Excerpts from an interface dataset

[Start of Attachment]

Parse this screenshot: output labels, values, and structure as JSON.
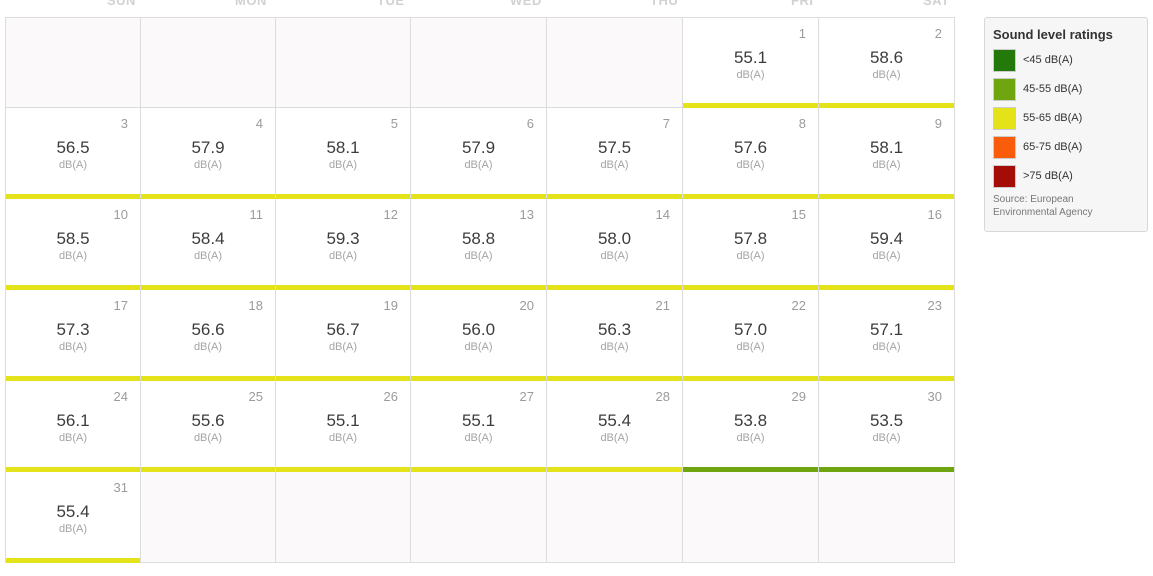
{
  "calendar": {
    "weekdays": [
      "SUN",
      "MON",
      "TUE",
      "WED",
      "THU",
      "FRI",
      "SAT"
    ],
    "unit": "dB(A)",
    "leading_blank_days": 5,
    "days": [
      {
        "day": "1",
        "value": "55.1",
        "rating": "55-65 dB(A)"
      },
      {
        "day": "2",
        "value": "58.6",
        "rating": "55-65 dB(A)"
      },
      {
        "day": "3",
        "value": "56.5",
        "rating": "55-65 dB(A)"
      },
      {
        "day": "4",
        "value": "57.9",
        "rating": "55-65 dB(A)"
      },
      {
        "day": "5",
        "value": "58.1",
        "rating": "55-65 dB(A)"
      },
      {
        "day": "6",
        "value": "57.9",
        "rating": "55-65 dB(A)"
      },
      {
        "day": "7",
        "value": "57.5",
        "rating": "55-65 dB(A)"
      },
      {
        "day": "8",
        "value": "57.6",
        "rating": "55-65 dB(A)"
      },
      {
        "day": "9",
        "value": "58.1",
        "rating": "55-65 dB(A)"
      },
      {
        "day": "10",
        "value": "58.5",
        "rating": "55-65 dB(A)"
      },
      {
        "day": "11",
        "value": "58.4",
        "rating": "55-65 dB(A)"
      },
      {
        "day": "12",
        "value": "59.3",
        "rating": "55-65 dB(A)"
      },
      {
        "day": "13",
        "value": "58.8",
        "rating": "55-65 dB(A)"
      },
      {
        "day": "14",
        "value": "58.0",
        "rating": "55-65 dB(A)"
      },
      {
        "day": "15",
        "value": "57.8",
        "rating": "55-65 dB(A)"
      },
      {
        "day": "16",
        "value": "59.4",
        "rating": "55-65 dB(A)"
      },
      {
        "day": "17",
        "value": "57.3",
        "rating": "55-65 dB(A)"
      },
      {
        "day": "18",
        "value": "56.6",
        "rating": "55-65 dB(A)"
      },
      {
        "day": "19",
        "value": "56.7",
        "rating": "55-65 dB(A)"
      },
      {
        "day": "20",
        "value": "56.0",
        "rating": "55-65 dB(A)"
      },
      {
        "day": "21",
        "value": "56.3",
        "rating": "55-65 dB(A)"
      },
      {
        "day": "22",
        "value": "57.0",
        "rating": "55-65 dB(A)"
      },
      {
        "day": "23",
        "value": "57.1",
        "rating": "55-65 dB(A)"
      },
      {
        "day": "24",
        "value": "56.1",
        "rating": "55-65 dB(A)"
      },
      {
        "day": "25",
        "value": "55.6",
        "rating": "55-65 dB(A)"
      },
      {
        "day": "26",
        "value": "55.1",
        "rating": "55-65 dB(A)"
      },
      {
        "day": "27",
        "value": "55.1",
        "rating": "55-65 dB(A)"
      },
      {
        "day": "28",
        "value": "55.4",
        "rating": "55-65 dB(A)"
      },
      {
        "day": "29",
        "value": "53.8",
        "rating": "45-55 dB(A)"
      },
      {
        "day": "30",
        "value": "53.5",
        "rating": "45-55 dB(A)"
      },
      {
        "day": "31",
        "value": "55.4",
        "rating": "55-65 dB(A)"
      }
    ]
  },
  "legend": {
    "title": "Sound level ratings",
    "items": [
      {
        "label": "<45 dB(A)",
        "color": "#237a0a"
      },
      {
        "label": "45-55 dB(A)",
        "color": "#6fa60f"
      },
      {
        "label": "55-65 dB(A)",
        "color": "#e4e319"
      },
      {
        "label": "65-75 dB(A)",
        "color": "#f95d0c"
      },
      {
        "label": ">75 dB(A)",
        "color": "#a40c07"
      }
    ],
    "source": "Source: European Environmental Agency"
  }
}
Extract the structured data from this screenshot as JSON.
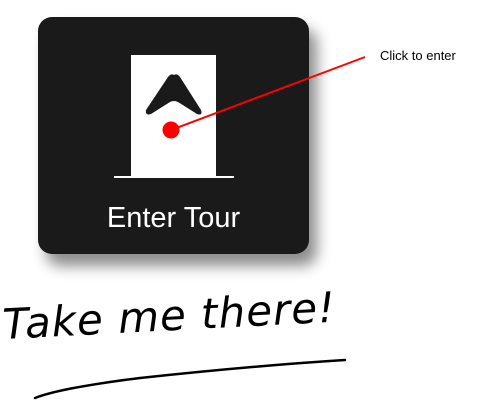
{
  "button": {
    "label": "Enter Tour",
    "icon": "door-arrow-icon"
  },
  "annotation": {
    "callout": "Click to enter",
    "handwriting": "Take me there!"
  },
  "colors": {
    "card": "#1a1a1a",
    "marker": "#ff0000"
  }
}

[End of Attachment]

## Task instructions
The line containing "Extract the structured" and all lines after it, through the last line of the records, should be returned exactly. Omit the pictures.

## Solution to this exercise
Extract the structured data from this screenshot as JSON.
{
  "button": {
    "label": "Enter Tour",
    "icon": "door-arrow-icon"
  },
  "annotation": {
    "callout": "Click to enter",
    "handwriting": "Take me there!"
  },
  "colors": {
    "card": "#1a1a1a",
    "marker": "#ff0000"
  }
}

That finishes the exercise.